Application Summary for the All-America City Awards:
With these changes have come new challenges and opportunities. The community’s goal is “to make Pasco a place where people put down roots and raise families in a safe, forward-thinking, active environment where all have a voice.”
In early 2015, there was a police-involved shooting of an undocumented Latino resident that was captured on video and was the cause of several weeks of national news coverage. The response of the community was peaceful protest, political organizing and a communitywide dialogue.
One result was policy change within the local police department, which updated its use of force policy through a community-based process, increased training for officers, hired more Latino and Spanish-speaking officers and moved to use more mental health professionals in the field.
Community organizing led to another change. Councilmembers are now elected by district instead of “at-large” in order to increase the opportunities to elect a more diverse council. City officials worked with the ACLU to bring the matter into the federal courts through federal Voter Rights Act litigation, resulting in a consent decree to bring local elections into compliance with the Voting Rights Act.
1.) Better City Council Representation through District Elections
Since the City was reorganized to a city council-city manager governing system in the 1960s, members of the council have been elected “at large” in citywide votes after winning primaries in which some seats were selected by district and other at-large. This complicated system made it difficult for minority candidates to win in competitive elections. For instance, in the 2015 elections, none of five Latino candidates won council seats.
State law prevented the city from moving to a district-only electoral system for both primaries and general elections. Attempts by city officials to get the state legislature to change the law, however, failed to produce results. In March 2016 the American Civil Liberties Union (ACLU) of Washington notified the City that it believed the election system violated the federal Voting Rights Act. Instead of fighting the ACLU in court, the City negotiated with the organization after a complaint was filed in federal court. Ultimately, the judge accepted a consent decree in which six council seats would be elected by district and one at-large.
The City conducted its first council election under the news system in 2017, resulting in the election of three Hispanic members to the council.
More information: Pasco City Council Election System
2.) Police Community Relations
The fatal shooting of an unarmed, undocumented immigrant by police in downtown Pasco drew considerable international media attention. The incident occurred shortly after the start of the national conversation about police, following the protest events in Ferguson, Missouri, in August 2014, among others. The community erupted in protests and the City responded by helping to plan a demonstration; Pasco Police escorted the protesters, and officers later blocked off an entire intersection for the peaceful event.
In response to a request for assistance from U.S. Attorney Michael C. Ormsby and Pasco Police Chief Robert Metzger, the U.S. Department of Justice, Office of Community Oriented Policing Services (COPS), announced in May 2015 that it was offering technical assistance and training to the Pasco Police Department.
COPS completed its assistance in September 2017 and noted, “Since May 2015, the PPD has been making great strides to improve the relationship with the community and the communication throughout the agency.”
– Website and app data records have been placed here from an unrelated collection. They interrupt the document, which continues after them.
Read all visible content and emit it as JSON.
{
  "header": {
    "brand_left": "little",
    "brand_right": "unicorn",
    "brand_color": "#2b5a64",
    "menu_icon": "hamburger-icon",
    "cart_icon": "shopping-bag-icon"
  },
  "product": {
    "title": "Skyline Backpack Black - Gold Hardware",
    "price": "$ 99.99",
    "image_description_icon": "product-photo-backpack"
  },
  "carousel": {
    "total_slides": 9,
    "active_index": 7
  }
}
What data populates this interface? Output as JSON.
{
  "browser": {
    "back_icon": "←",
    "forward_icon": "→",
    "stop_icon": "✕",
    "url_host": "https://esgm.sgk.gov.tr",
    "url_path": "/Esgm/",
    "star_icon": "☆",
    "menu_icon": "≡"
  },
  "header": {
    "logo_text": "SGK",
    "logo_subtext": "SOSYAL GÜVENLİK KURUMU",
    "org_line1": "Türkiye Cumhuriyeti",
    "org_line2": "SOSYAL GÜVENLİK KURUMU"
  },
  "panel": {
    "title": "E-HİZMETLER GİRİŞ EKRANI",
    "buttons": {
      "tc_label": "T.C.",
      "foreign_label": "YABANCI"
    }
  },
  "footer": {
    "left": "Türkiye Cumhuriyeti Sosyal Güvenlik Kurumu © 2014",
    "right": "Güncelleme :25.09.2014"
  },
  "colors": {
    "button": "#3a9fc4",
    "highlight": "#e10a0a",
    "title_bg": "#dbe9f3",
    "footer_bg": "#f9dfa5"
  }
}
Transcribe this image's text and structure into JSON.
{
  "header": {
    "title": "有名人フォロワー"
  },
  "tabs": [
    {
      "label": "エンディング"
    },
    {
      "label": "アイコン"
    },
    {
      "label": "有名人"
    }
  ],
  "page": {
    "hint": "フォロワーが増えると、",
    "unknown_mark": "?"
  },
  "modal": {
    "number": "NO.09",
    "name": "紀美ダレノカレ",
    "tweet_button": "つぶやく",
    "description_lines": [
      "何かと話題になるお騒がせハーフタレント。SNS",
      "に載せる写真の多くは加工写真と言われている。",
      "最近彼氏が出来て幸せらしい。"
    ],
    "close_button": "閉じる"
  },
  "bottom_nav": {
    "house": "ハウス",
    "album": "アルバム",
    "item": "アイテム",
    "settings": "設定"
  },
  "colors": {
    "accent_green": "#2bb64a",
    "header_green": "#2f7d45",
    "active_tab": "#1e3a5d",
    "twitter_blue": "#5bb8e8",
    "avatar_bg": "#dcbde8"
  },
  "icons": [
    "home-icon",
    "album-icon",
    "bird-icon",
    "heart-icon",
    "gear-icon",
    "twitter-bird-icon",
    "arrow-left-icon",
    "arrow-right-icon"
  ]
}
Pasco police began a “Coffee with a Cop” program to help open lines of communications and improve problem-solving with community members. A research firm identified specific recommendations to the Pasco police on community policing techniques.
Among other changes, the police and fire departments have worked with local mental health professionals to implement a “Hotspotters” program to bring mental health services to residents in immediate need. The City has expanded police recruitment efforts, focusing on individuals who appreciate serving and reflect the diversity of the community.
More information: Pasco PD “Coffee with a Cop”
3.) Somos Pasco (We are Pasco)
Somos Pasco is a collaboration of the Port of Pasco, City of Pasco and Franklin County, Benton-Franklin Council of Governments, along with Pasco School District, Columbia Basin College, Pasco Chamber of Commerce, Tri-Cities Hispanic Chamber of Commerce and other Tri-Cities community organizations and businesses. Together, these partners have developed a shared vision for Pasco and its economy.
A 19-member Steering Committee guides the Economic Strategic Vision. This group met over the course of 10 months to conduct economic research, investigate the strengths and challenges confronting Pasco’s economy, engage the community in the vision process and adopt core values, vision and strategies for the future economy.
The following priorities were adopted:
The Somos Pasco project has provided the groundwork for a community-wide look at the opportunities and potential in the area. While it is yet to be determined the extent to which the vision will be realized, the process itself has been one of building within the community: building relationships, building understanding and building opportunities.
More information: Somos Pasco